Buffetware not only addresses operator needs for serving capabilities and aesthetics, but it also helps control food shrink and waste. The focus is on durability, functionality and appearance.
Operators need to determine the applications for the serving/buffet equipment. Will the operation use these items for a specific function or as a permanent fixture in a restaurant? If it’s the latter, a mixture of portable and permanent units may be appropriate. Mixtures like this can accommodate various dayparts and menu items while also incorporating action stations.
When choosing buffetware, it’s important to note operators can choose from different categories at various price points. More economical, lower-end products are produced from a lighter gauge or lower-quality stainless. Mid-range products may offer more options and higher-quality materials. Those with bigger budgets can choose high-end buffetware, which will typically be constructed of more durable materials with upscale features, like chafers with self-closing lids rather than the lift-off type.
Servingware items, including steam table pans, display cookware or decorative pans with templates, come in 12-inch by 20-inch single-well or 24-inch by 20-inch double-well units. Some chafers work with induction heating, and double wall bowls help maintain food temperatures without an energy source.
When selecting buffetware, catering operators should consider the type of setting. Whether it is a formal banquet or casual buffet, operators will want to adhere to a certain theme or design. It makes sense, then, to choose pieces that can adapt to various accessories. For multiple functions, flexibility can take the form of using various tables and designs as well as cooking stations. These can include raw bars, action stations, chafing dishes, carving stations, soup bars, hot and cold stations, and dessert bars. Carved ice features also will have specific requirements.
Some catering operations now utilize buffetware with more elaborate materials for ornate display options. Options here include wood, metal, slate and matte finishes, along with decorated items. In high-volume operations where breakage is an issue, operators can choose sturdier materials like wood, metal and melamine rather than glass or ceramic.
Like materials, buffetware offers caterers various color options. Operators commonly mix these colors with traditional white products to further enhance presentations.
In addition to a range of colors and materials, foodservice operators can incorporate other elements to add visual appeal, such as shelving, unique lighting, distinctive bowl shapes, innovative serving utensils, and bamboo, slate or other items made of natural materials. Today, elevated displays have become a more common way to achieve unique and appealing setups. These presentations incorporate stands and risers, which create vertical, space-saving displays.

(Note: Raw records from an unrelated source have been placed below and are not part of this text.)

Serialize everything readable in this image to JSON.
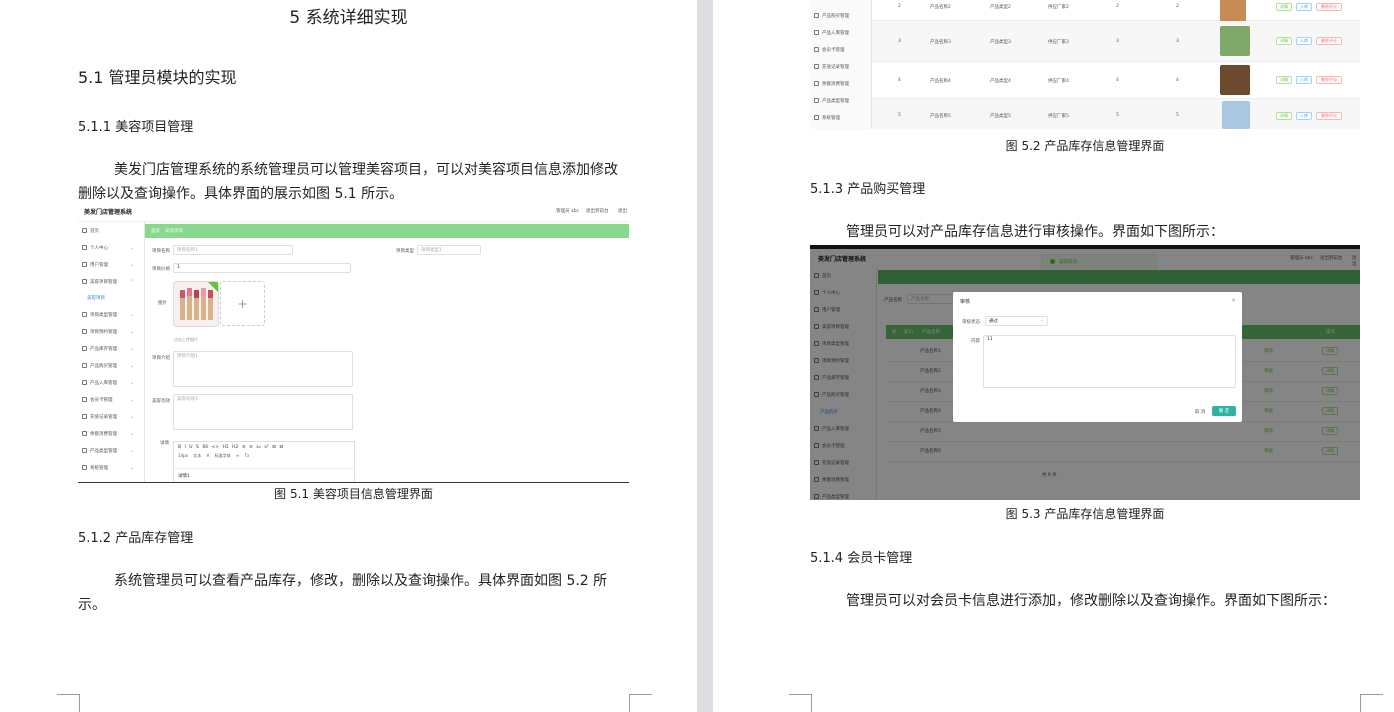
{
  "left_page": {
    "chapter_title": "5 系统详细实现",
    "section_title": "5.1  管理员模块的实现",
    "sub1_title": "5.1.1  美容项目管理",
    "sub1_para": "美发门店管理系统的系统管理员可以管理美容项目，可以对美容项目信息添加修改删除以及查询操作。具体界面的展示如图 5.1 所示。",
    "fig1_caption": "图 5.1  美容项目信息管理界面",
    "sub2_title": "5.1.2  产品库存管理",
    "sub2_para": "系统管理员可以查看产品库存，修改，删除以及查询操作。具体界面如图 5.2 所示。"
  },
  "right_page": {
    "fig2_caption": "图 5.2  产品库存信息管理界面",
    "sub3_title": "5.1.3  产品购买管理",
    "sub3_para": "管理员可以对产品库存信息进行审核操作。界面如下图所示：",
    "fig3_caption": "图 5.3  产品库存信息管理界面",
    "sub4_title": "5.1.4  会员卡管理",
    "sub4_para": "管理员可以对会员卡信息进行添加，修改删除以及查询操作。界面如下图所示："
  },
  "fig1": {
    "app_title": "美发门店管理系统",
    "header_links": [
      "管理员 abc",
      "退出到前台",
      "退出"
    ],
    "breadcrumb": [
      "首页",
      "美容项目"
    ],
    "sidebar": [
      "首页",
      "个人中心",
      "用户管理",
      "美容项目管理",
      "美容项目",
      "项目类型管理",
      "项目预约管理",
      "产品库存管理",
      "产品购买管理",
      "产品入库管理",
      "会员卡管理",
      "充值记录管理",
      "余额消费管理",
      "产品类型管理",
      "系统管理"
    ],
    "labels": {
      "name": "项目名称",
      "type": "项目类型",
      "price": "项目价格",
      "image": "图片",
      "intro": "项目介绍",
      "effect": "美容功效",
      "detail": "详情"
    },
    "placeholders": {
      "name": "项目名称1",
      "type": "项目类型1",
      "price": "1",
      "intro": "项目介绍1",
      "effect": "美容功效1",
      "detail": "详情1"
    },
    "upload_hint": "点击上传图片",
    "upload_plus": "+",
    "editor_toolbar": [
      "B",
      "I",
      "U",
      "S",
      "66",
      "<>",
      "H1",
      "H2",
      "≡",
      "≡",
      "x₂",
      "x²",
      "⊟",
      "⊟"
    ],
    "editor_toolbar2": [
      "14px",
      "文本",
      "A",
      "标准字体",
      "≡",
      "Tx"
    ]
  },
  "fig2": {
    "sidebar": [
      "产品购买管理",
      "产品入库管理",
      "会员卡管理",
      "充值记录管理",
      "余额消费管理",
      "产品类型管理",
      "系统管理"
    ],
    "rows": [
      {
        "no": "2",
        "name": "产品名称2",
        "type": "产品类型2",
        "maker": "供应厂家2",
        "a": "2",
        "b": "2"
      },
      {
        "no": "3",
        "name": "产品名称3",
        "type": "产品类型3",
        "maker": "供应厂家3",
        "a": "3",
        "b": "3"
      },
      {
        "no": "4",
        "name": "产品名称4",
        "type": "产品类型4",
        "maker": "供应厂家4",
        "a": "4",
        "b": "4"
      },
      {
        "no": "5",
        "name": "产品名称5",
        "type": "产品类型5",
        "maker": "供应厂家5",
        "a": "5",
        "b": "5"
      }
    ],
    "actions": [
      "详情",
      "入库",
      "删除评论"
    ]
  },
  "fig3": {
    "app_title": "美发门店管理系统",
    "header_links": [
      "管理员 abc",
      "退出到前台",
      "退出"
    ],
    "toast": "操作成功",
    "sidebar": [
      "首页",
      "个人中心",
      "用户管理",
      "美容项目管理",
      "项目类型管理",
      "项目预约管理",
      "产品库存管理",
      "产品购买管理",
      "产品购买",
      "产品入库管理",
      "会员卡管理",
      "充值记录管理",
      "余额消费管理",
      "产品类型管理"
    ],
    "search_label": "产品名称",
    "search_placeholder": "产品名称",
    "table_head": [
      "索",
      "索引",
      "产品名称",
      "操作"
    ],
    "rows": [
      "产品名称1",
      "产品名称2",
      "产品名称3",
      "产品名称4",
      "产品名称5",
      "产品名称6"
    ],
    "row_action": "详情",
    "row_tag": "审核",
    "pagination": "共 6 条",
    "modal": {
      "title": "审核",
      "status_label": "审核状态",
      "status_value": "通过",
      "reply_label": "内容",
      "reply_value": "11",
      "cancel": "取 消",
      "confirm": "确 定"
    }
  }
}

The self-serve nature of buffetware usually means wear and tear is a factor. With dishes and cups often stacked in buffet settings, scratches and chips occur more frequently. Fortunately, textured buffetware with pebble surfaces, linen textures and organic-looking products can help hide these imperfections.
Along with style and appearance, operators need to look at their production process and local ordinances. For example, certain areas of the country prohibit the use of open flames. Also, the temperature and control of induction heating impacts food differently than flame burners. Bottom heat won’t be enough for certain products, so the addition of heat lamps may be necessary.
Also take into account portion control when choosing buffetware as sizing can negatively impact food costs. Containers in various sizes with shallower depths give the appearance of more food with less product, which helps minimize waste. Operators also can utilize deeper vessels with bumps at the bottom, which facilitate faster food turnover and fresher product. With this type, backup serving vessels will be necessary for consistent food replenishing. Buffetware dishes using larger rims portray the look of larger plates and encourage customers to take smaller portions.
Smaller containers continue to play a more prominent role in creating fresh-looking displays and preserving food quality. A 4-quart pot instead of a 3-gallon container is one example of this approach. It’s important for staff to refresh smaller pans more frequently than larger ones.
When purchasing buffetware, consider storage and transportation. These items require designated space for storage when not in use. And if operators will use the items off-premise, the end users will have to determine how to safely transport them. Storage and transportation options include shelving, racks, containers and carts.
If the operation requires warming and cooking capabilities, consider induction burners for making stir-fries, pasta, breakfast items and other foods as well as for presentation cooking on display lines. Front-of-house induction units often allow the food to sell itself.